[Dataset excerpts]

BEGIN

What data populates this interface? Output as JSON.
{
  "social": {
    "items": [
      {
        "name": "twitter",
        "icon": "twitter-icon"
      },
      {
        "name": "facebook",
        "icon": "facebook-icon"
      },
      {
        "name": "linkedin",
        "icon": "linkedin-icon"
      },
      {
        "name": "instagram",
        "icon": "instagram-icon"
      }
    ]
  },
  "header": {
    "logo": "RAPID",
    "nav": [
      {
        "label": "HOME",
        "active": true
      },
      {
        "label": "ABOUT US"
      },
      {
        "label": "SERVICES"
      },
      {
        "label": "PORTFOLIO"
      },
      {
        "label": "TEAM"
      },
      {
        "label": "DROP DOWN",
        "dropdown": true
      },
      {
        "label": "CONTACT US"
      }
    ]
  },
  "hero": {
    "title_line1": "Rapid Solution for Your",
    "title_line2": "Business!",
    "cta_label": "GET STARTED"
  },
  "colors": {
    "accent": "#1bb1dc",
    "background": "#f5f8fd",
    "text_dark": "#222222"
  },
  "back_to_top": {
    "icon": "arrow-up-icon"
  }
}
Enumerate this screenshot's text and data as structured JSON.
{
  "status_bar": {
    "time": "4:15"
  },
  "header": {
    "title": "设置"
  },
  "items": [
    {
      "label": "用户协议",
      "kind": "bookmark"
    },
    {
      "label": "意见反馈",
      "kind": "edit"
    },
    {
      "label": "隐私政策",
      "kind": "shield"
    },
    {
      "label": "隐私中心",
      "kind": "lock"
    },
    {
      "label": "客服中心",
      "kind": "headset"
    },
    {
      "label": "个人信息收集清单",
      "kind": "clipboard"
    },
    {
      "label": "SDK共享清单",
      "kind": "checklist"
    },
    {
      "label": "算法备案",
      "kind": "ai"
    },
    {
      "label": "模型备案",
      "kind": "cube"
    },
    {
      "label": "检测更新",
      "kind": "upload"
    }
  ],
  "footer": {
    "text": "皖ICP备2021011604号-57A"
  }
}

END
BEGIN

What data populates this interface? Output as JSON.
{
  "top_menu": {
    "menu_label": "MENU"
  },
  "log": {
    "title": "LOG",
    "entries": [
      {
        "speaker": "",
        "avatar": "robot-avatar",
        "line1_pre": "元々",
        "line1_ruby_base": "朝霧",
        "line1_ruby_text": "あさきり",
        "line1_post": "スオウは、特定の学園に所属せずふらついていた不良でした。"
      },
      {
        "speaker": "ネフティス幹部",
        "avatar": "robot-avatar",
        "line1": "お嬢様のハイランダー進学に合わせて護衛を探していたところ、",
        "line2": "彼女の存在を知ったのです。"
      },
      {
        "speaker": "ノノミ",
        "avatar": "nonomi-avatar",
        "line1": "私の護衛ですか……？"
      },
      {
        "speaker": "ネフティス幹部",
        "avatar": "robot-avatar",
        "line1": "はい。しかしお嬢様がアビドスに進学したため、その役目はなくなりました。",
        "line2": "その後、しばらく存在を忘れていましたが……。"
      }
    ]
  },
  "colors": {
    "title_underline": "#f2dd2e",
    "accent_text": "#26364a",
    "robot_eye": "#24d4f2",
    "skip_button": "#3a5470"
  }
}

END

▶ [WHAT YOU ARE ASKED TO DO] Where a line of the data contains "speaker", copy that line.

▶ [ANSWER FOR THIS EXERCISE]
        "speaker": "",
        "speaker": "ネフティス幹部",
        "speaker": "ノノミ",
        "speaker": "ネフティス幹部",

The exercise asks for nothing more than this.